I’d been expecting about a 5 day wait, but 3 days later I was notified that it was ‘In Review’. A few hours later Zero-G was live on the iOS App Store.

Zero-G on the iOS App Store

Feedback is required!

Part of making a game is getting feedback from people who play it. I’ve had some very complimentary feedback, but I’ve also had some useful suggestions too. Things I have missed or was planning already, which is great because I know I’m going in a good direction.

I’ve also learnt that 99% of people will take the free copy and 50% will say thanks. Only 5% actually feed back. I’m still not going to give up on free copies for review and feedback, but I might just have to review who I give the copies to!

What’s the stats?

There’s no way to see live downloads of an App (I wish!) so I had to sit and wait for some metrics to drop in. Meanwhile I submitted the next version to the App Store and resumed work on the long, long backlog in Jira. This submit, work on backlog, is essentially all I have been doing since.

I’m only about 10 days in to the stats so I don’t really have much more on how successful that is, however I’m not driving a Tesla, Flying a Jet or chilling on a boat in the sun, so I can say that this far, the numbers are low!!

Marketing is a key part of success!
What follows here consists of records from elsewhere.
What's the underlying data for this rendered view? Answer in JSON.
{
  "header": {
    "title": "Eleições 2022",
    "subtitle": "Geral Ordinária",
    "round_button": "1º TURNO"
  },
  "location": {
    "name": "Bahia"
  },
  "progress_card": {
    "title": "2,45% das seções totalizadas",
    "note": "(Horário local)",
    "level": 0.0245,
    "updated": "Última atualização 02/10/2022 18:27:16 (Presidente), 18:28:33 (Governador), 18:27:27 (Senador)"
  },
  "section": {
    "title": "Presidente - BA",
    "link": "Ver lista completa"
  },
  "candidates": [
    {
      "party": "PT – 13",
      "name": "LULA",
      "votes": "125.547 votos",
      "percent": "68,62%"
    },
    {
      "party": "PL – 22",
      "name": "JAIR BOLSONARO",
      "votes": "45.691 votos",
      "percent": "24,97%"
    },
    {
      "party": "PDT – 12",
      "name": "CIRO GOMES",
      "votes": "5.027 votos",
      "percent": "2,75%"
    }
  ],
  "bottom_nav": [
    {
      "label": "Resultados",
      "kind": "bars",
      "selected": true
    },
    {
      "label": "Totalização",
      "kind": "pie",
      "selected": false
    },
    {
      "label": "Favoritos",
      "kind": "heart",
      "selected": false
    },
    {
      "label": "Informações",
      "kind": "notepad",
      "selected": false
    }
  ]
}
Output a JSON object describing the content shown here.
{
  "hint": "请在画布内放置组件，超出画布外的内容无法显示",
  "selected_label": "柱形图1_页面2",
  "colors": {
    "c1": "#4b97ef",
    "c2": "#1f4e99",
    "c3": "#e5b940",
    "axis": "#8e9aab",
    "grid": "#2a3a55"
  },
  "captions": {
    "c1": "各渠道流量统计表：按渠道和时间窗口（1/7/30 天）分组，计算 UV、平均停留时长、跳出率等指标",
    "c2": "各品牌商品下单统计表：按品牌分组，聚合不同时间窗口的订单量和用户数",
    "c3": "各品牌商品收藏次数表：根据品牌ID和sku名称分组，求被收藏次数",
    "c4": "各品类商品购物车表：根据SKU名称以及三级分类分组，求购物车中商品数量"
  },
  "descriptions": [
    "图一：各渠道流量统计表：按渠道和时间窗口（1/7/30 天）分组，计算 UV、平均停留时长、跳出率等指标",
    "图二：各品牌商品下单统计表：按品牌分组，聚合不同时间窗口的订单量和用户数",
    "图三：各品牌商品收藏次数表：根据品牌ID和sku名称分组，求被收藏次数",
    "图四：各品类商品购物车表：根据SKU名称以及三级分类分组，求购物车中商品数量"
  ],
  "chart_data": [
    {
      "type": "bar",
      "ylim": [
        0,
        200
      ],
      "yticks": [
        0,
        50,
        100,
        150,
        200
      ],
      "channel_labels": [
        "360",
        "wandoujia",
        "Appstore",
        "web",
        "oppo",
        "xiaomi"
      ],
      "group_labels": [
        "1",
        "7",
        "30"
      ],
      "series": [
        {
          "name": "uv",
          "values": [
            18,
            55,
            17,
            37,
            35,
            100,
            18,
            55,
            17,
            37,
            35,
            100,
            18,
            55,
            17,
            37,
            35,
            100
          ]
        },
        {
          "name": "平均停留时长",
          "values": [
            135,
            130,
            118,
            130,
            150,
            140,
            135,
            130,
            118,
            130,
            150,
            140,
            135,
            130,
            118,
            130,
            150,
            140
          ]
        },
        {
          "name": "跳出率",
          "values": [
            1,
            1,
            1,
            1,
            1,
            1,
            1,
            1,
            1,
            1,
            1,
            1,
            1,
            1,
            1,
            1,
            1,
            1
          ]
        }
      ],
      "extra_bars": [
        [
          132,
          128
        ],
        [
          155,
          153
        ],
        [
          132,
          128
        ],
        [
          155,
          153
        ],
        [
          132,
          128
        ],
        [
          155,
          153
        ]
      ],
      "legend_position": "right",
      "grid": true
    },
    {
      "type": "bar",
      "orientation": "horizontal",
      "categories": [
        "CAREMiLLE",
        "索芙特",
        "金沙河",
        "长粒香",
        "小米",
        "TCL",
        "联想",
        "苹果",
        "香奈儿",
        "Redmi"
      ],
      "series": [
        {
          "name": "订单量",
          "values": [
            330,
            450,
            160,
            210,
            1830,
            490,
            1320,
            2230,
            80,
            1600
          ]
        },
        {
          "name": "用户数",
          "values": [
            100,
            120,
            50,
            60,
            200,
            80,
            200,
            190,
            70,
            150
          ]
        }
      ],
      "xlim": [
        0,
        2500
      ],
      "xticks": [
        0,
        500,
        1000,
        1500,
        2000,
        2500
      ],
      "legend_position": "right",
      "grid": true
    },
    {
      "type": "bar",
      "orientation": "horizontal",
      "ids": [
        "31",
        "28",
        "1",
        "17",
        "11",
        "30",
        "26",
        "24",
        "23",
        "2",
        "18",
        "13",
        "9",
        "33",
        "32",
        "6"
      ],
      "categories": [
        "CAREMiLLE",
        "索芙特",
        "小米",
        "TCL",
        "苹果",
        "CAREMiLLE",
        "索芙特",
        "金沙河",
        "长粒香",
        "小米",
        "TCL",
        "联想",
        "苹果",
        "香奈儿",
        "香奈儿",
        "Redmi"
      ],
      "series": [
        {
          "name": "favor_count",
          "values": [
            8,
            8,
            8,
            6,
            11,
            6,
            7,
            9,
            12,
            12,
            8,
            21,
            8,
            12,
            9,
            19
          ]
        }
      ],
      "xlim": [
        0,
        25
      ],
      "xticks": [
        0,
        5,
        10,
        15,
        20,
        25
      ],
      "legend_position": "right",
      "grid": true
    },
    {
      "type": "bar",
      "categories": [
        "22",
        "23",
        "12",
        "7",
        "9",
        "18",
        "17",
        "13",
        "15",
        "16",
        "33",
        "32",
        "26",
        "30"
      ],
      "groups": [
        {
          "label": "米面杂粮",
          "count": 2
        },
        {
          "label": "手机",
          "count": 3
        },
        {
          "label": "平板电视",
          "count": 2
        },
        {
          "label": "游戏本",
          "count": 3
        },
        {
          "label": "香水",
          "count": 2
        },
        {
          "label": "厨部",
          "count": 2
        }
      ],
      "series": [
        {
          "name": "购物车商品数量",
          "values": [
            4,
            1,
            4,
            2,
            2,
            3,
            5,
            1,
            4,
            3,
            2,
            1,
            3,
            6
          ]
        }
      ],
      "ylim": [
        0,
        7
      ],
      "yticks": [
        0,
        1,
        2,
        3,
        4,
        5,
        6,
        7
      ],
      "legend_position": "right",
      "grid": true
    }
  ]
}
I’ve tried some minor promotion on Facebook, tweeted a few times and it’s not really made any big changes in trends. Marketing is something I didn’t really consider from day 1. This is a massive lesson, and probably the biggest one to take away. I’m in the process of building a proper App Support Site and building a list of useful promo sites but in the meantime I’m just playing the long game.

The End?

I’m continuing to develop Zero-G for the foreseeable future, so who knows, at some point this could be the original post of superstar game designer Carl. That remains to be seen! If you are interested in trying out Zero-G please contact me and I’ll trade feedback for fun!

Thanks for reading 😎

Zero-G: Buy it now!!!!